*** Records for the task ***

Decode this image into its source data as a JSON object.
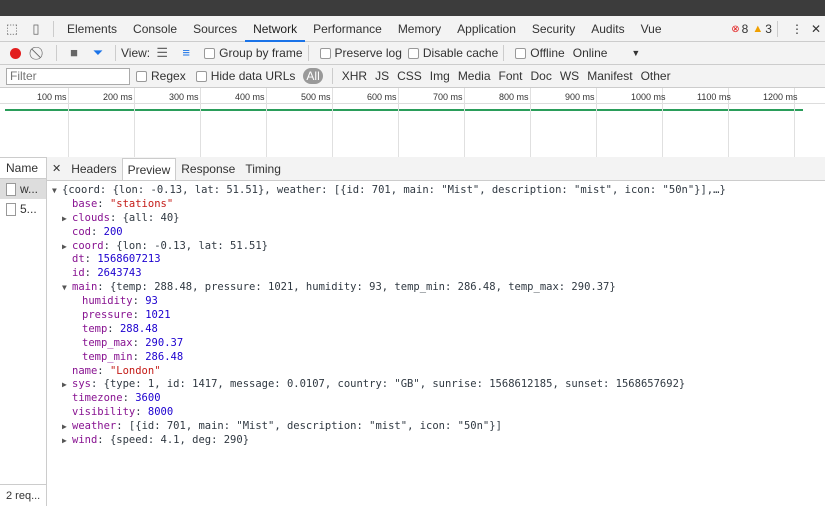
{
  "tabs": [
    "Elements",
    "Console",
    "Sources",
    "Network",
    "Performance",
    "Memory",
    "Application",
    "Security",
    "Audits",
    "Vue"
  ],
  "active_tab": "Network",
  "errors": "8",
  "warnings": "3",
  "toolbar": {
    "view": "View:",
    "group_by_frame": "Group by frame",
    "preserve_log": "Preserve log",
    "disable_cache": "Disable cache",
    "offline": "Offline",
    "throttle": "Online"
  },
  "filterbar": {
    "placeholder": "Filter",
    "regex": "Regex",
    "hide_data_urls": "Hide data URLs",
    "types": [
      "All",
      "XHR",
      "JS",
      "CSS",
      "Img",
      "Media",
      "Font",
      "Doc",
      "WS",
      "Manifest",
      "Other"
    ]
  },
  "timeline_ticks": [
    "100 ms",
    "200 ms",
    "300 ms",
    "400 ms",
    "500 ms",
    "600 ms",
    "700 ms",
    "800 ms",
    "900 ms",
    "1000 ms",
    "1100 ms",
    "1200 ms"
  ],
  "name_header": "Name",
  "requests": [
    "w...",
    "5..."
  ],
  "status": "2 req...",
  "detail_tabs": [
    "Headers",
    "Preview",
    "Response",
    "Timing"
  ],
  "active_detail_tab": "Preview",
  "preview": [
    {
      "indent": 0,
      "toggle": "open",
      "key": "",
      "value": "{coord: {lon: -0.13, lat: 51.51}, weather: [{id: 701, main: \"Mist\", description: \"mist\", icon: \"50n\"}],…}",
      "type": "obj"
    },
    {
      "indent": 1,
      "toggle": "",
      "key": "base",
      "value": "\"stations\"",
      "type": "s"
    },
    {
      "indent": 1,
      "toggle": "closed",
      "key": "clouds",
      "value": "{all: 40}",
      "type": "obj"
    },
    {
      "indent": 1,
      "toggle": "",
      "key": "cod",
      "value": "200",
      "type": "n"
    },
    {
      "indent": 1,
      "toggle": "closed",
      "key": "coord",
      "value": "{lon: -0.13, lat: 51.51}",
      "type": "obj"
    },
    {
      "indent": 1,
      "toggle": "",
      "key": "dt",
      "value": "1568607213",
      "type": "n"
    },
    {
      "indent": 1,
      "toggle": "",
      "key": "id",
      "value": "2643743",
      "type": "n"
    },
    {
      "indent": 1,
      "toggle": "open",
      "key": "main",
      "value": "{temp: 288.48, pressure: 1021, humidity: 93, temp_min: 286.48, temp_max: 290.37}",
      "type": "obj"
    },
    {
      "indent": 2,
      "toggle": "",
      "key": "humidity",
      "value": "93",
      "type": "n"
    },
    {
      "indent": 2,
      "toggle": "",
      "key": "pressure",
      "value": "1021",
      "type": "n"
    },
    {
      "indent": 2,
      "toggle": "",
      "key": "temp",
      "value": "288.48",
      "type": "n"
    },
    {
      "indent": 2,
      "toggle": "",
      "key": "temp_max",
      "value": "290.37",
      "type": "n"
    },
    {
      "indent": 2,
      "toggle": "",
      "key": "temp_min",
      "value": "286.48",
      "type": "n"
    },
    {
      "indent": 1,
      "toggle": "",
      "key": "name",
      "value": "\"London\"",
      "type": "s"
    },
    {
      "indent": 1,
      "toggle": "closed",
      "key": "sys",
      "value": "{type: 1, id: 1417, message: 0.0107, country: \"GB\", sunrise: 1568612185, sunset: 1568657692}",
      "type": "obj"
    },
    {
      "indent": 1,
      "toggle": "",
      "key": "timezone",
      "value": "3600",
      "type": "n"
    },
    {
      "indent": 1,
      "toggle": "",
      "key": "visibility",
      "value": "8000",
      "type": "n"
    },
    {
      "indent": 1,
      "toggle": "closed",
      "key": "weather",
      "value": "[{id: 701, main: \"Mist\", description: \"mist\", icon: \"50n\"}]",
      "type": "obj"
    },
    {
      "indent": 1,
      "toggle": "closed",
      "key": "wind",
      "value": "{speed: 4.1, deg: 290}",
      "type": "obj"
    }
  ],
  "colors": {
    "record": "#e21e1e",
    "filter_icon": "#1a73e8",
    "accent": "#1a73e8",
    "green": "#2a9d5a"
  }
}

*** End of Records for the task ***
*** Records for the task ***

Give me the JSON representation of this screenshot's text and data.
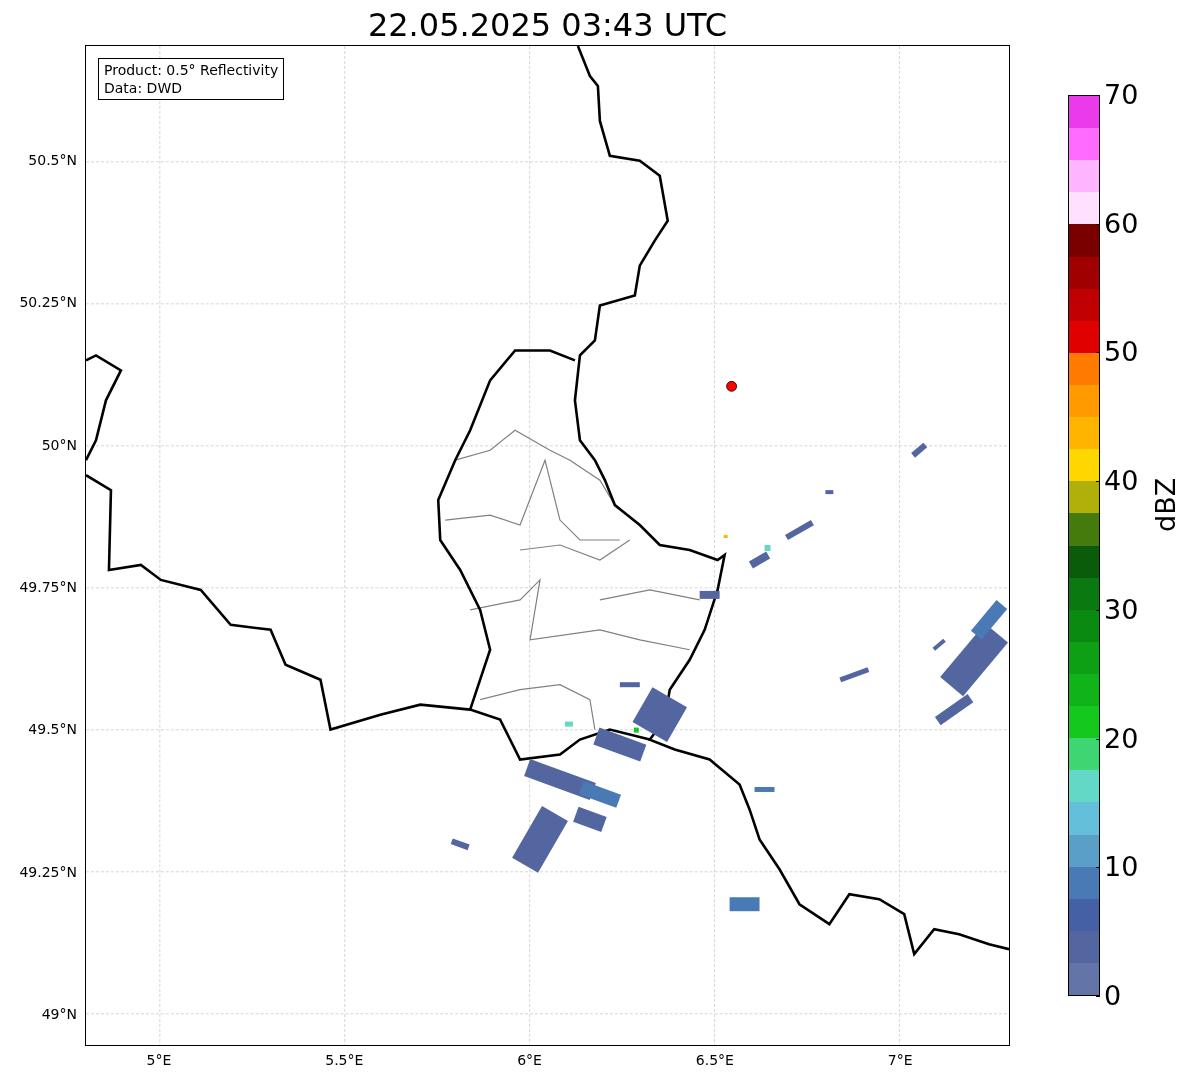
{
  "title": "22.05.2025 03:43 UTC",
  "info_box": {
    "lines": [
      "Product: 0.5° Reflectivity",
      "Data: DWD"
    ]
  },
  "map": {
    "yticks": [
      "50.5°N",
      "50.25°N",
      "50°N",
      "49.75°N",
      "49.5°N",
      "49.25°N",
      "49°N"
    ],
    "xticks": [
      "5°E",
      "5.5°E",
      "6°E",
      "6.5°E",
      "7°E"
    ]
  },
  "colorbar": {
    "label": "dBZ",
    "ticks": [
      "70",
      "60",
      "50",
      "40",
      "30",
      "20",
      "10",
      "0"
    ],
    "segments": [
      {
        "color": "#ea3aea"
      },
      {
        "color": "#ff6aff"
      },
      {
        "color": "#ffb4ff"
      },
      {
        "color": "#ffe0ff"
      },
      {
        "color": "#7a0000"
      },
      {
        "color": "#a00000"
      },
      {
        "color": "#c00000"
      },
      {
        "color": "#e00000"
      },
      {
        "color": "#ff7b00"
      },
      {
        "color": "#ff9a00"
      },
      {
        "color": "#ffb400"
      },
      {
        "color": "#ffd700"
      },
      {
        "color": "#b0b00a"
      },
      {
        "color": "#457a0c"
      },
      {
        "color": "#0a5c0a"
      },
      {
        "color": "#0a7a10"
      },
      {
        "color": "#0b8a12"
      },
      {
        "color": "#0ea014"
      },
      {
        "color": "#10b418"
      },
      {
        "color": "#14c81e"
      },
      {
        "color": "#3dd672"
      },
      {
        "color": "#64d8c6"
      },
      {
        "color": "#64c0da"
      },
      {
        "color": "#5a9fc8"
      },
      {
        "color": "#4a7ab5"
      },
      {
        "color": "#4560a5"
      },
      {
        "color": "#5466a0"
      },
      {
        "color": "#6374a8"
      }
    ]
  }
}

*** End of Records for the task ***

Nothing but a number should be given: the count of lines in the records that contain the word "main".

3